The TPLF has been designated a terrorist organisation. Some of its leaders have been arrested, while others are on the run or continuing to wage a guerrilla war in Tigray.
Berhanu Nega, who leads the Ethiopian Citizens for Social Justice party, is the only opposition leader with a national profile taking part in the elections.
The 62-year-old politician and academic was in 2005 elected mayor of the capital, Addis Ababa, but his win was quashed by the then TPLF-dominated government and he was imprisoned.
International pressure led to him being freed after 21 months in jail and he left Ethiopia to take up a teaching post at a university in the US, returning after Mr Abiy took office.
He was one of the founding members of the Ginbot 7 group – a rebel group that coordinated a 10-year armed resistance against the Ethiopian government.
The group suspended its armed resistance in June 2018, saying Mr Abiy’s reforms had given hope that “genuine democracy” may be “a real possibility”.
Is the election being held everywhere?
The election will not be held in Tigray where fighting continues despite Mr Abiy declaring victory in November 2020. The state is now under an interim administration after parliament declared the Tigray administration illegal and voted to replace it.
The election board said a date for elections in Tigray would be set once the interim government opened election offices, news agency Reuters reported.
Voting has also been postponed until 6 September in another 54 constituencies around the country, with the electoral board citing defects in the ballot papers.
In total, 78 of the 547 constituencies will not vote, the Reuters news agency reports, quoting the electoral board which cited logistical and security problems.
Ethnic violence has increased in several regions since Prime Minister Abiy came to power. There are fears that this could undermine the poll.
As well as Tigray, federal forces are battling an insurgency in Oromia and quelling ethnic attacks in Amhara. In the western Benishangul-Gumuz region, fighting over land and resources has led to the death of hundreds since last year.

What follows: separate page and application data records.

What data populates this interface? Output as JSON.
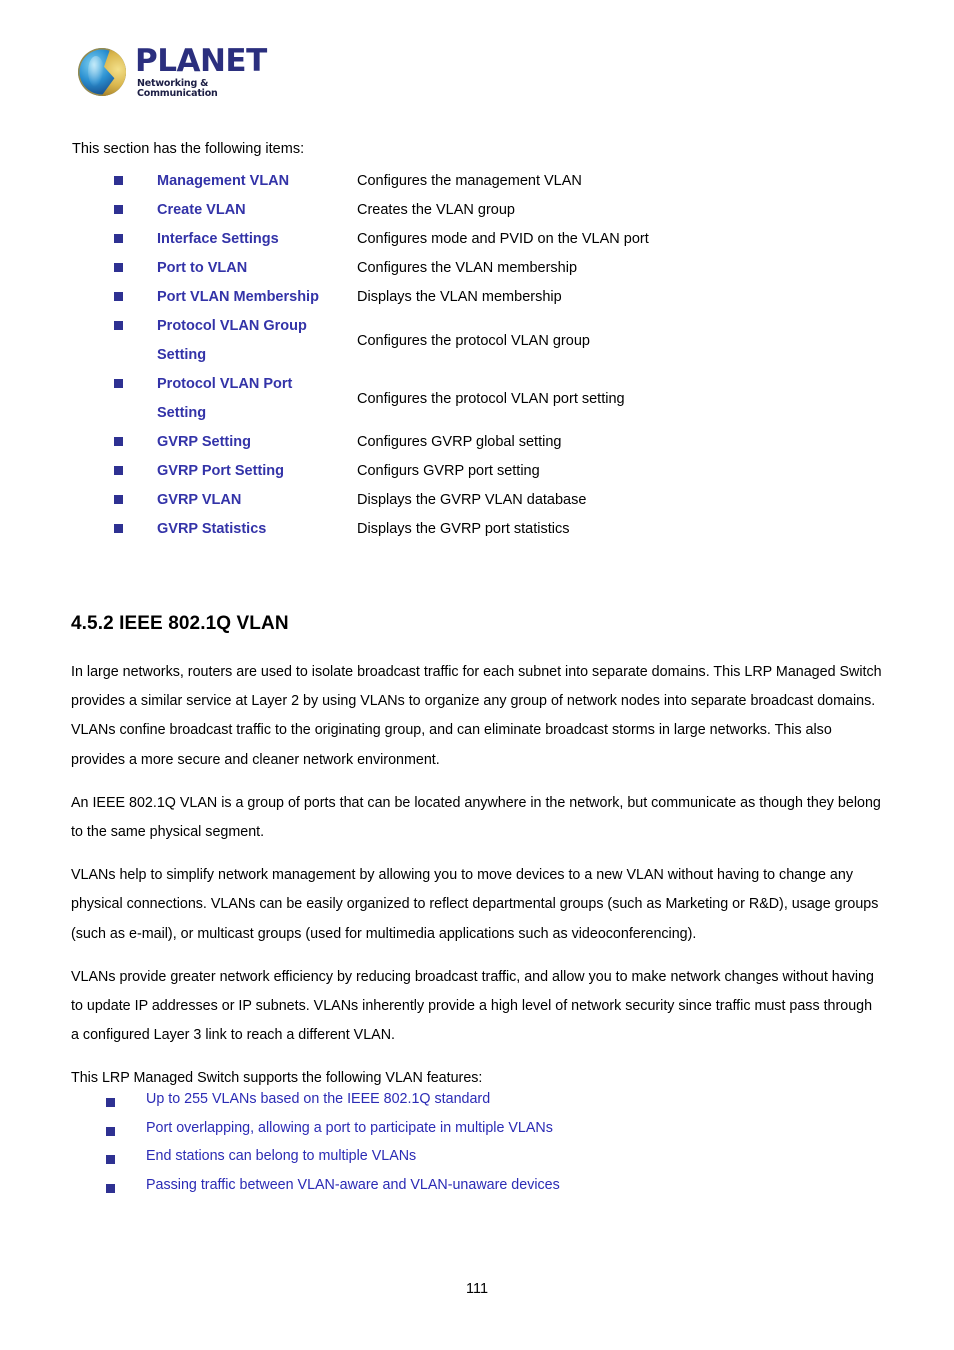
{
  "logo": {
    "brand": "PLANET",
    "tagline": "Networking & Communication",
    "brand_color": "#2b2f7e"
  },
  "intro_text": "This section has the following items:",
  "bullet_color": "#2e3192",
  "link_color": "#3333a8",
  "feature_color": "#2b2bb5",
  "items": [
    {
      "label": "Management VLAN",
      "desc": "Configures the management VLAN",
      "two_line": false
    },
    {
      "label": "Create VLAN",
      "desc": "Creates the VLAN group",
      "two_line": false
    },
    {
      "label": "Interface Settings",
      "desc": "Configures mode and PVID on the VLAN port",
      "two_line": false
    },
    {
      "label": "Port to VLAN",
      "desc": "Configures the VLAN membership",
      "two_line": false
    },
    {
      "label": "Port VLAN Membership",
      "desc": "Displays the VLAN membership",
      "two_line": false
    },
    {
      "label": "Protocol VLAN Group Setting",
      "desc": "Configures the protocol VLAN group",
      "two_line": true,
      "line1": "Protocol VLAN Group",
      "line2": "Setting"
    },
    {
      "label": "Protocol VLAN Port Setting",
      "desc": "Configures the protocol VLAN port setting",
      "two_line": true,
      "line1": "Protocol VLAN Port",
      "line2": "Setting"
    },
    {
      "label": "GVRP Setting",
      "desc": "Configures GVRP global setting",
      "two_line": false
    },
    {
      "label": "GVRP Port Setting",
      "desc": "Configurs GVRP port setting",
      "two_line": false
    },
    {
      "label": "GVRP VLAN",
      "desc": "Displays the GVRP VLAN database",
      "two_line": false
    },
    {
      "label": "GVRP Statistics",
      "desc": "Displays the GVRP port statistics",
      "two_line": false
    }
  ],
  "section": {
    "heading": "4.5.2 IEEE 802.1Q VLAN",
    "paragraphs": [
      "In large networks, routers are used to isolate broadcast traffic for each subnet into separate domains. This LRP Managed Switch provides a similar service at Layer 2 by using VLANs to organize any group of network nodes into separate broadcast domains. VLANs confine broadcast traffic to the originating group, and can eliminate broadcast storms in large networks. This also provides a more secure and cleaner network environment.",
      "An IEEE 802.1Q VLAN is a group of ports that can be located anywhere in the network, but communicate as though they belong to the same physical segment.",
      "VLANs help to simplify network management by allowing you to move devices to a new VLAN without having to change any physical connections. VLANs can be easily organized to reflect departmental groups (such as Marketing or R&D), usage groups (such as e-mail), or multicast groups (used for multimedia applications such as videoconferencing).",
      "VLANs provide greater network efficiency by reducing broadcast traffic, and allow you to make network changes without having to update IP addresses or IP subnets. VLANs inherently provide a high level of network security since traffic must pass through a configured Layer 3 link to reach a different VLAN.",
      "This LRP Managed Switch supports the following VLAN features:"
    ]
  },
  "features": [
    "Up to 255 VLANs based on the IEEE 802.1Q standard",
    "Port overlapping, allowing a port to participate in multiple VLANs",
    "End stations can belong to multiple VLANs",
    "Passing traffic between VLAN-aware and VLAN-unaware devices"
  ],
  "footer": {
    "page_number": "111"
  }
}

The elections have led to increased tension over disputed border areas between the different regions, which currently hold a lot of power in Ethiopia’s federal system.
The electoral body in February raised concerns over a lack of security in 98 constituencies and accused some regional governments – including those of Oromia and Amhara – of not providing enough security.
Will it be free and fair?
In May, the EU withdrew its Electoral Observation Mission citing a “lack of agreement on key parameters”.
It accused the Ethiopian authorities of not giving assurances on the independence of the mission and refusing to let them import communication systems for their security.
The Ethiopian foreign ministry said the EU’s decision was “neither essential nor necessary to certify the credibility of an election”.
A group of US Senators last month called for the elections to be postponed because of ongoing security problems.
The election board responded by saying they were trying to hold the elections in accordance with Ethiopia’s laws and international standards.
It acknowledged that “shortfalls are inevitable”, with chairperson Birtukan Midekssa saying any major reforms now could “imperil the overall integrity, credibility, inclusivity and timeliness of the electoral process”.
Officials say more than 31 million voters have registered to vote out of about 50 million potential voters.
Under the initial election schedule, preliminary results from constituencies were to be announced within five days from the day of the election, while final certified results were to be announced within 23 days.